■ Work to complete: Please write out all the data exactly as shown.

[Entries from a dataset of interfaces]
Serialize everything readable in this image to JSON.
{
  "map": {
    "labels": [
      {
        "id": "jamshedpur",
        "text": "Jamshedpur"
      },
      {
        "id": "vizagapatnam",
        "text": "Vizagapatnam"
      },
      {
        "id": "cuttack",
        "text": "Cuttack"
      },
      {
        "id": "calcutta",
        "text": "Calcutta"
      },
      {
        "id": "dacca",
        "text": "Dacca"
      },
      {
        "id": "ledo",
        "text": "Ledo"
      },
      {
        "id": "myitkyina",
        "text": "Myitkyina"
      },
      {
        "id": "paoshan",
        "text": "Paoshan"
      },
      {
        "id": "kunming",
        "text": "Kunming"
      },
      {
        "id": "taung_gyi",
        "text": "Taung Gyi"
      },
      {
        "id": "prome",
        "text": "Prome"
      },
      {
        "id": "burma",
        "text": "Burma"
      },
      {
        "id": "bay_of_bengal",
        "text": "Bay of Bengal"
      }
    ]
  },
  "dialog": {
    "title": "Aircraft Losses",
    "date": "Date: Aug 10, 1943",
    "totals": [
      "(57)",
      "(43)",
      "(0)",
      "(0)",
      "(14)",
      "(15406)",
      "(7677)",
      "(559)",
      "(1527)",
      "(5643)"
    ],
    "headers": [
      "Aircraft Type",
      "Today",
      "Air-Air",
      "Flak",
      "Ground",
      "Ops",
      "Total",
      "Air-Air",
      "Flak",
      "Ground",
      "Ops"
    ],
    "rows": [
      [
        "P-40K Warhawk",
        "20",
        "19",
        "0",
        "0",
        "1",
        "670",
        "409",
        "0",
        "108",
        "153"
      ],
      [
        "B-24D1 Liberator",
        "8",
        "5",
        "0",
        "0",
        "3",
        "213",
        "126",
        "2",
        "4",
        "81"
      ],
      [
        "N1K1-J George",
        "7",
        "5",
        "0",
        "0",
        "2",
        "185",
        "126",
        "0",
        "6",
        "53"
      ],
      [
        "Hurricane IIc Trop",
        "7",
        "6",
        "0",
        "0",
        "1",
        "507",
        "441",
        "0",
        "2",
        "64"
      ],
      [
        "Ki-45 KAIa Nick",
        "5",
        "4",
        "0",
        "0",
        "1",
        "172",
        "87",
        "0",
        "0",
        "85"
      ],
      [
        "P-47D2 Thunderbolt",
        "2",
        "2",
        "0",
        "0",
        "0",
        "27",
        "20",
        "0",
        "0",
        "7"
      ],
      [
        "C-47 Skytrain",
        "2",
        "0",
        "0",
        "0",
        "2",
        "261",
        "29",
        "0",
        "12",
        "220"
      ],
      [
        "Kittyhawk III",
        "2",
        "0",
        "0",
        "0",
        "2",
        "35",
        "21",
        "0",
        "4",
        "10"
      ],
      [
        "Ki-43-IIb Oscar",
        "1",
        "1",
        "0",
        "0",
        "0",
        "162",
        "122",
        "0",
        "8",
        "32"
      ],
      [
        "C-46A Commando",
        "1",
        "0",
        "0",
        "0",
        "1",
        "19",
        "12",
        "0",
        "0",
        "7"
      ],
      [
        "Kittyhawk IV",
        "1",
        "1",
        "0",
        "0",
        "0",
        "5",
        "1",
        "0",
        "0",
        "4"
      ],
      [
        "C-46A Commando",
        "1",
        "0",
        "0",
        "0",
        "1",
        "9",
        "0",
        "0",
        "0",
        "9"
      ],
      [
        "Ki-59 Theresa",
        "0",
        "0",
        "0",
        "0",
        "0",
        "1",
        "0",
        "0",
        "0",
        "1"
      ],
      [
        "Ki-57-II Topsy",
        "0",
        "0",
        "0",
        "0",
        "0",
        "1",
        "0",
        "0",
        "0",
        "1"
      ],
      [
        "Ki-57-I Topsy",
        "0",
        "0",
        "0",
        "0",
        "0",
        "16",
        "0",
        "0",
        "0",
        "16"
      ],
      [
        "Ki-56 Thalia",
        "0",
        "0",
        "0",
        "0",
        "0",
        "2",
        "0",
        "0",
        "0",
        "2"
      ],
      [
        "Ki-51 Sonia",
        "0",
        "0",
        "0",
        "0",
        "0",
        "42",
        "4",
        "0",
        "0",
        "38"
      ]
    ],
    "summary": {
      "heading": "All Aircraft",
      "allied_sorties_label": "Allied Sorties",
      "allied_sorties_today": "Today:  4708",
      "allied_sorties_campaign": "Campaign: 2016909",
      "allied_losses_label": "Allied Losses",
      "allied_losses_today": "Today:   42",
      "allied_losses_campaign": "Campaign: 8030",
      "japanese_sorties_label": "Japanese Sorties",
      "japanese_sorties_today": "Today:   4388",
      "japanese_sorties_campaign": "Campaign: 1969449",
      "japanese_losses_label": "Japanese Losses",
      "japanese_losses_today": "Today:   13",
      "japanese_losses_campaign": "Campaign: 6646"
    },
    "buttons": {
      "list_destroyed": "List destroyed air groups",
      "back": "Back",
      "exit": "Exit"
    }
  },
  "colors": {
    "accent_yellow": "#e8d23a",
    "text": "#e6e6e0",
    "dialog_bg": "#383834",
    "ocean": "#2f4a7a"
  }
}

■ Task response:
Serialize everything readable in this image to JSON.
{
  "map": {
    "labels": [
      {
        "id": "jamshedpur",
        "text": "Jamshedpur"
      },
      {
        "id": "vizagapatnam",
        "text": "Vizagapatnam"
      },
      {
        "id": "cuttack",
        "text": "Cuttack"
      },
      {
        "id": "calcutta",
        "text": "Calcutta"
      },
      {
        "id": "dacca",
        "text": "Dacca"
      },
      {
        "id": "ledo",
        "text": "Ledo"
      },
      {
        "id": "myitkyina",
        "text": "Myitkyina"
      },
      {
        "id": "paoshan",
        "text": "Paoshan"
      },
      {
        "id": "kunming",
        "text": "Kunming"
      },
      {
        "id": "taung_gyi",
        "text": "Taung Gyi"
      },
      {
        "id": "prome",
        "text": "Prome"
      },
      {
        "id": "burma",
        "text": "Burma"
      },
      {
        "id": "bay_of_bengal",
        "text": "Bay of Bengal"
      }
    ]
  },
  "dialog": {
    "title": "Aircraft Losses",
    "date": "Date: Aug 10, 1943",
    "totals": [
      "(57)",
      "(43)",
      "(0)",
      "(0)",
      "(14)",
      "(15406)",
      "(7677)",
      "(559)",
      "(1527)",
      "(5643)"
    ],
    "headers": [
      "Aircraft Type",
      "Today",
      "Air-Air",
      "Flak",
      "Ground",
      "Ops",
      "Total",
      "Air-Air",
      "Flak",
      "Ground",
      "Ops"
    ],
    "rows": [
      [
        "P-40K Warhawk",
        "20",
        "19",
        "0",
        "0",
        "1",
        "670",
        "409",
        "0",
        "108",
        "153"
      ],
      [
        "B-24D1 Liberator",
        "8",
        "5",
        "0",
        "0",
        "3",
        "213",
        "126",
        "2",
        "4",
        "81"
      ],
      [
        "N1K1-J George",
        "7",
        "5",
        "0",
        "0",
        "2",
        "185",
        "126",
        "0",
        "6",
        "53"
      ],
      [
        "Hurricane IIc Trop",
        "7",
        "6",
        "0",
        "0",
        "1",
        "507",
        "441",
        "0",
        "2",
        "64"
      ],
      [
        "Ki-45 KAIa Nick",
        "5",
        "4",
        "0",
        "0",
        "1",
        "172",
        "87",
        "0",
        "0",
        "85"
      ],
      [
        "P-47D2 Thunderbolt",
        "2",
        "2",
        "0",
        "0",
        "0",
        "27",
        "20",
        "0",
        "0",
        "7"
      ],
      [
        "C-47 Skytrain",
        "2",
        "0",
        "0",
        "0",
        "2",
        "261",
        "29",
        "0",
        "12",
        "220"
      ],
      [
        "Kittyhawk III",
        "2",
        "0",
        "0",
        "0",
        "2",
        "35",
        "21",
        "0",
        "4",
        "10"
      ],
      [
        "Ki-43-IIb Oscar",
        "1",
        "1",
        "0",
        "0",
        "0",
        "162",
        "122",
        "0",
        "8",
        "32"
      ],
      [
        "C-46A Commando",
        "1",
        "0",
        "0",
        "0",
        "1",
        "19",
        "12",
        "0",
        "0",
        "7"
      ],
      [
        "Kittyhawk IV",
        "1",
        "1",
        "0",
        "0",
        "0",
        "5",
        "1",
        "0",
        "0",
        "4"
      ],
      [
        "C-46A Commando",
        "1",
        "0",
        "0",
        "0",
        "1",
        "9",
        "0",
        "0",
        "0",
        "9"
      ],
      [
        "Ki-59 Theresa",
        "0",
        "0",
        "0",
        "0",
        "0",
        "1",
        "0",
        "0",
        "0",
        "1"
      ],
      [
        "Ki-57-II Topsy",
        "0",
        "0",
        "0",
        "0",
        "0",
        "1",
        "0",
        "0",
        "0",
        "1"
      ],
      [
        "Ki-57-I Topsy",
        "0",
        "0",
        "0",
        "0",
        "0",
        "16",
        "0",
        "0",
        "0",
        "16"
      ],
      [
        "Ki-56 Thalia",
        "0",
        "0",
        "0",
        "0",
        "0",
        "2",
        "0",
        "0",
        "0",
        "2"
      ],
      [
        "Ki-51 Sonia",
        "0",
        "0",
        "0",
        "0",
        "0",
        "42",
        "4",
        "0",
        "0",
        "38"
      ]
    ],
    "summary": {
      "heading": "All Aircraft",
      "allied_sorties_label": "Allied Sorties",
      "allied_sorties_today": "Today:  4708",
      "allied_sorties_campaign": "Campaign: 2016909",
      "allied_losses_label": "Allied Losses",
      "allied_losses_today": "Today:   42",
      "allied_losses_campaign": "Campaign: 8030",
      "japanese_sorties_label": "Japanese Sorties",
      "japanese_sorties_today": "Today:   4388",
      "japanese_sorties_campaign": "Campaign: 1969449",
      "japanese_losses_label": "Japanese Losses",
      "japanese_losses_today": "Today:   13",
      "japanese_losses_campaign": "Campaign: 6646"
    },
    "buttons": {
      "list_destroyed": "List destroyed air groups",
      "back": "Back",
      "exit": "Exit"
    }
  },
  "colors": {
    "accent_yellow": "#e8d23a",
    "text": "#e6e6e0",
    "dialog_bg": "#383834",
    "ocean": "#2f4a7a"
  }
}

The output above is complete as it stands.